Authors

David Madden

  • Current position:
    Professor, School of Economics, University College Dublin
  • Positions/functions as policy advisor:
    Advisor, Department of Health, Health Impact Assessment Group on Taxation of Sugar Sweetened Beverages
  • Research interest:
    Public policy, particularly in the areas of health economics and income distribution
  • Website:
    http://www.ucd.ie/research/people/economics/professordavidmadden/
  • Affiliations:
    University College Dublin, Ireland
  • Qualifications:
    PhD Economics, University College Dublin, 1995
  • Personal statement about IZA World of Labor:
    I am very pleased to contribute to the IZA World of Labor project. This will become an important and useful resource for academics, students, and policymakers
  • Selected publications:
    • “Health and wealth on the roller-coaster: Ireland, 2003–2011.” Social Indicators Research 121:2 (2015): 387–412.
    • “The poverty effects of a ‘fat-tax' in Ireland.” Health Economics 24 (2015): 104–121.
    • “Dominance and the measurement of inequality.” In: Culyer, A. J. (ed.). Encyclopedia of Health Economics. London: Elsevier, 2014.
    • “A profile of obesity in Ireland, 2002–2007.” Journal of the Royal Statistical Society Series A-Statistics in Society 175:4 (2012): 893–914.
  • Articles

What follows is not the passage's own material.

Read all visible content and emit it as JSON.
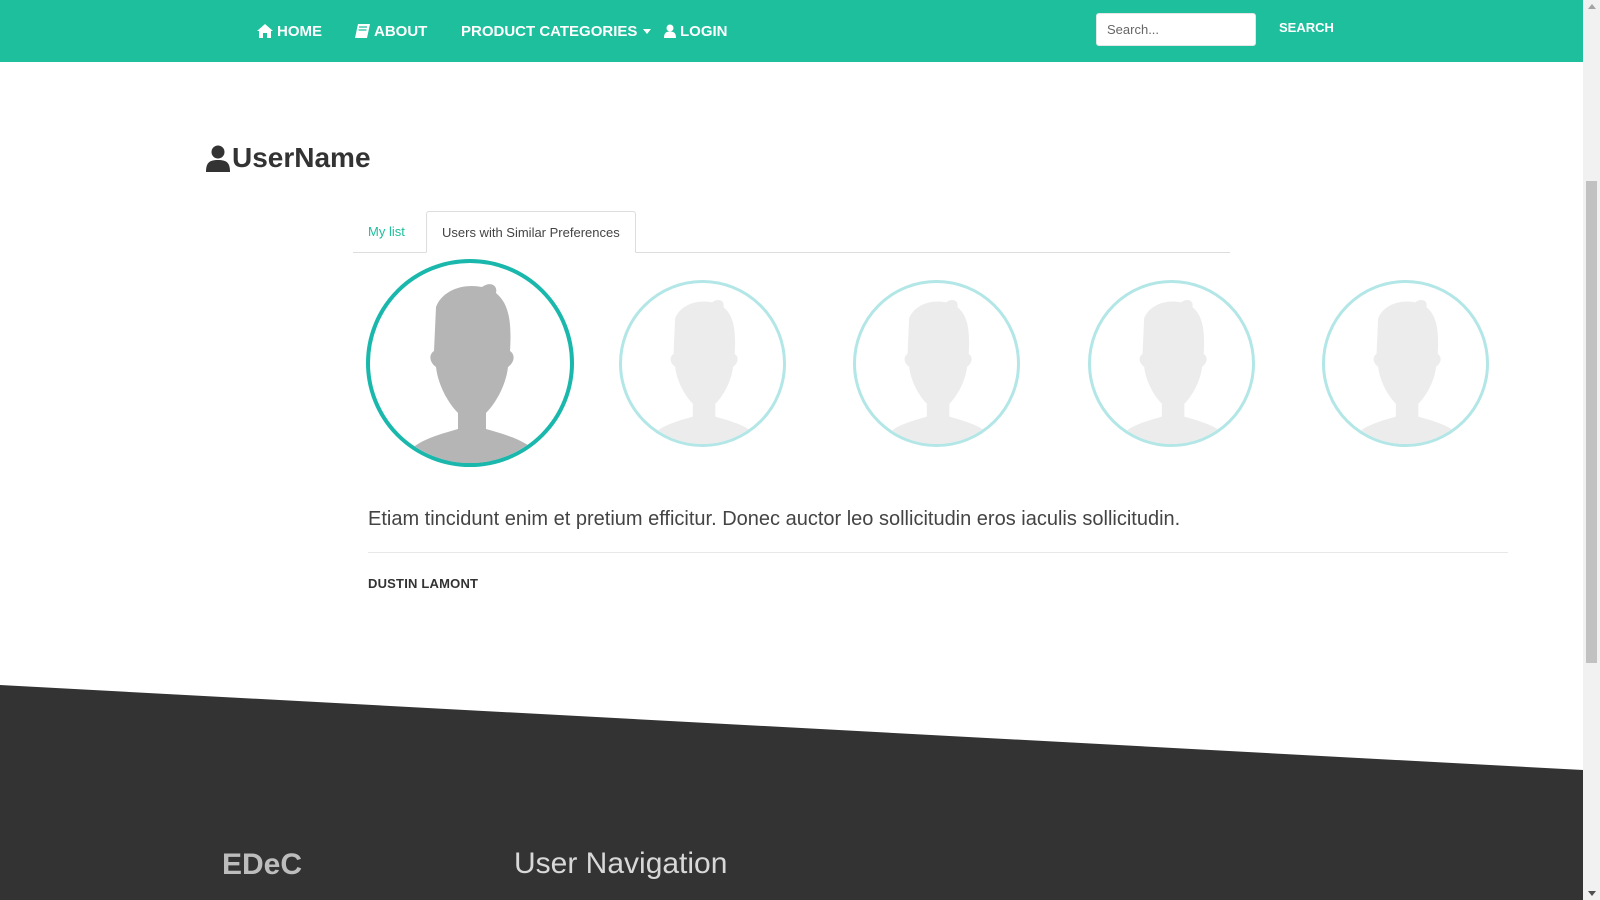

Do schooling reforms improve long-term health?

It is difficult to find consistent evidence that schooling reforms provide health benefits

October 2016

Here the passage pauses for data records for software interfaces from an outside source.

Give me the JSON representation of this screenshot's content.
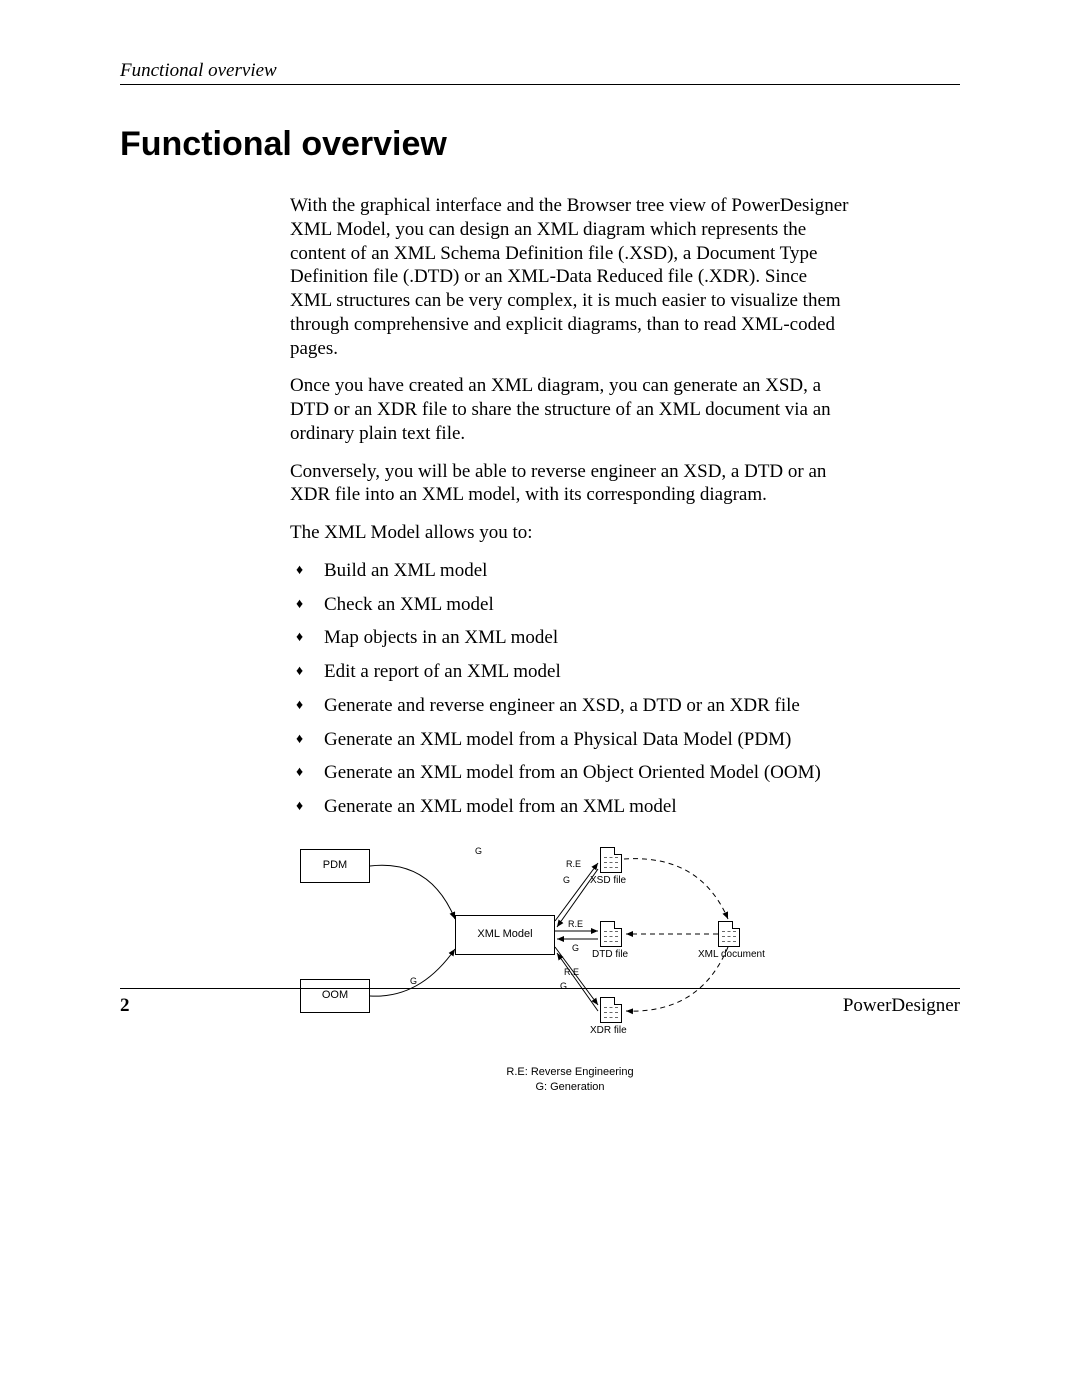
{
  "header": {
    "running": "Functional overview"
  },
  "title": "Functional overview",
  "paras": [
    "With the graphical interface and the Browser tree view of PowerDesigner XML Model, you can design an XML diagram which represents the content of an XML Schema Definition file (.XSD), a Document Type Definition file (.DTD) or an XML-Data Reduced file (.XDR). Since XML structures can be very complex, it is much easier to visualize them through comprehensive and explicit diagrams, than to read XML-coded pages.",
    "Once you have created an XML diagram, you can generate an XSD, a DTD or an XDR file to share the structure of an XML document via an ordinary plain text file.",
    "Conversely, you will be able to reverse engineer an XSD, a DTD or an XDR file into an XML model, with its corresponding diagram.",
    "The XML Model allows you to:"
  ],
  "bullets": [
    "Build an XML model",
    "Check an XML model",
    "Map objects in an XML model",
    "Edit a report of an XML model",
    "Generate and reverse engineer an XSD, a DTD or an XDR file",
    "Generate an XML model from a Physical Data Model (PDM)",
    "Generate an XML model from an Object Oriented Model (OOM)",
    "Generate an XML model from an XML model"
  ],
  "diagram": {
    "nodes": {
      "pdm": "PDM",
      "oom": "OOM",
      "center": "XML Model",
      "xsd": "XSD file",
      "dtd": "DTD file",
      "xdr": "XDR file",
      "xmldoc": "XML document"
    },
    "edge_labels": {
      "re": "R.E",
      "g": "G"
    },
    "legend": {
      "l1": "R.E: Reverse Engineering",
      "l2": "G: Generation"
    }
  },
  "footer": {
    "page": "2",
    "product": "PowerDesigner"
  }
}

10.15185/izawol.306 306

by David Madden Madden, D

A statistical association between more education and better health outcomes has long been observed, but in the absence of experimental data researchers have struggled to find a causal effect. Schooling reforms such as raising school leaving age, which have been enacted in many countries, can be viewed as a form of natural experiment and provide a possible method of identifying such an effect. However, the balance of evidence so far is that these reforms have had little impact on long-term health. Thus, policymakers should be cautious before anticipating a health effect when introducing reforms of this nature.